Something that I loved about Dominique's cooking was her use of fruit in salads and meat dishes. It has always come naturally to me to throw fruit into a salad - raspberries with asparagus, figs with feta cheese, blood oranges with beets - yet in France this makes me something of an eccentric. Since the end of the Renaissance fruit has barely featured in French cuisine, but for a few exceptions: a spoonful of onion or fig jam next to foie gras, cherry preserves as a foil for Basque ewe's milk cheese, melon wrapped in cured ham (an Italian rather than a French brainwave as far as I know). Today things are finally changing, thanks in part to the influence of Moroccan cuisine with its fruit-laced and honey-sweetened tagines. British-style chutneys are also making inroads - an apricot and chili pepper version that I picked up in the Cévennes is sensational with the local goat's cheese, pélardon.
This dish from Dominique has a definite Moroccan touch, even if it relies on intense and slightly bitter-tasting chesnut honey for its character rather than any spices. She also finishes it off in a uniquely French - or perhaps Belgian - way, with plenty of butter and a little crème fraîche to bind the sauce. What I especially like is its adaptability: you could replace the cockerel with chicken, guinea fowl or duck and substitute nectarines, apricots, figs, apples or pears for the peaches. If you don't like rich sauces, you could reduce the amount of butter or even leave it out completely. (I've gone easy on the butter in my version of this recipe: I remember the chefs at the Cordon Bleu blithely finishing just about any sauce with a half-pound packet of butter.) Another deep-colored honey with plenty of personality could stand in for chestnut honey, which is produced in regions such as the Ardèche, the Cévennes, Corsica and Provence.
You can make this dish entirely ahead of time, just warming the cockerel and peaches in the oven and gently heating the sauce before serving.
Cockerel with chestnut honey and peaches
2 cockerels, whole
Sea salt and freshly ground pepper
2 tbsp chestnut honey
4 tbsp butter
1 tbsp balsamic vinegar
1 tbsp crème fraîche or whipping cream
Toasted sesame seeds, for garnish.
Preheat the oven to 375 F (180 C), on the convection setting if possible. Season the cockerels well with salt and pepper. In a small saucepan, melt together 1 tbsp each chestnut honey and butter. Brush this over the cockerels and place in the hot oven. Roast for about 50 mins, basting a couple of times and checking to see that the juices are not burning.
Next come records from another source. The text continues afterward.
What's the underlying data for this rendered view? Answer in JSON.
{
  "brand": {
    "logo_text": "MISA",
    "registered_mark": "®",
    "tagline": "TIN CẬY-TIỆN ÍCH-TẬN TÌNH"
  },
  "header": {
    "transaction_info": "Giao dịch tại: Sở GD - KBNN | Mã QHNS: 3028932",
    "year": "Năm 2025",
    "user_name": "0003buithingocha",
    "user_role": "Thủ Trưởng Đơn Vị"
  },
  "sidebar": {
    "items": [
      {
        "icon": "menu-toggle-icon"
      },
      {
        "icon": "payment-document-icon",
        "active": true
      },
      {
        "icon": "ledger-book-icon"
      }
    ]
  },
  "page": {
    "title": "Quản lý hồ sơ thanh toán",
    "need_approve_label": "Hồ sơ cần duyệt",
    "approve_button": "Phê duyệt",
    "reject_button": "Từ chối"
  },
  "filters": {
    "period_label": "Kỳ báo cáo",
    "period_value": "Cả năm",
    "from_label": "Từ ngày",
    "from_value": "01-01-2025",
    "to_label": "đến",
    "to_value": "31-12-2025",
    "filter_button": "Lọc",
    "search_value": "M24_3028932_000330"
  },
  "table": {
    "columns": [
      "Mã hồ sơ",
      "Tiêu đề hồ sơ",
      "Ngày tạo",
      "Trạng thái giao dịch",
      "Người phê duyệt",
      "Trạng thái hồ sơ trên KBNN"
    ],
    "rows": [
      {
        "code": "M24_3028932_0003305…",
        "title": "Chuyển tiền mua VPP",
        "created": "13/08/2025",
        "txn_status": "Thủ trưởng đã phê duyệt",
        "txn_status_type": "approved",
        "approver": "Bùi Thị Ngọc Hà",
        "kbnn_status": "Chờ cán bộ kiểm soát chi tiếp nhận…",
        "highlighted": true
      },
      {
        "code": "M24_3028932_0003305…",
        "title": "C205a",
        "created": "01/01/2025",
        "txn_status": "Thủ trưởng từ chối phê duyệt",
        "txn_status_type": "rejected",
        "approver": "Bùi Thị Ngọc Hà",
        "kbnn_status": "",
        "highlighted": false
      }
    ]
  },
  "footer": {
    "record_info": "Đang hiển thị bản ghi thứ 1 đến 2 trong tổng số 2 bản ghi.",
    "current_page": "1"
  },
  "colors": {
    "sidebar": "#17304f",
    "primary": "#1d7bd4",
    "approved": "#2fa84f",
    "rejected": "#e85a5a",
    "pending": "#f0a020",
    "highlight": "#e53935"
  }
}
Remove the cockerels from the oven, set aside the birds and strain the juices into a bowl. Place the juices in the refrigerator until the fat solidifies, then discard the fat. (If you don't have time for this, just spoon the fat off carefully from the surface of the juices.)
Half-fill a medium saucepan with water and bring to a boil. Dip in the peaches for about 15-20 seconds to loosen their skins. Rinse with cold water, then cut the peaches in half, remove the stones and peel each half.
Heat another 1 tbsp each chestnut honey and butter in a large nonstick frying pan over high heat. Add the peaches, stone side down and cook until lightly browned, adjusting the heat so that the juices don't burn. Flip them over and cook for about 1 min on the other side. Deglaze the pan juices with the balsamic vinegar, then strain the juice and mix it with the meat juices in a small saucepan.
Reduce these juices until they are slightly syrupy, then add the remaining butter, cold from the refrigerator, in small chunks, whisking all the time. When the sauce is glossy and emulsified, whisk in the crème fraîche.
Before serving, cut the cockerels in half and arrange on an ovenproof serving dish with the peaches. Warm through in the oven and sprinkle with toasted sesame seeds. Serve the meat and peaches with the sauce on the side, as it could separate if heated with the meat in the oven.
6 comment(s) on this page. Add your own comment below.
That reads like something fabulous. I will definitely try it this autumn. As I work in the local organic restaurant, Mahe Köök, I have access to organic honey which should be perfect for the recipe.
Indeed it should be perfect, Martha! I love the thought of this recipe being reproduced on your island.
Ciao Diva! I think I just couldn't bring myself to say that a cockerel is a baby rooster. In Canada we used to buy Cornish game hens - I'm not sure if these are still available, but they are about the same size. A small chicken would do fine, perhaps cut into four instead of in half.
I will be trying this recipe for sure. I have never tasted cockerel so am looking forward to another new taste. I always thought that Cockerel would be a tuff meat, we will see!!
Fiona, because a cockerel is a small bird it's actually very tender. Have fun with this recipe and don't be afraid to play around with other poultry or fruits!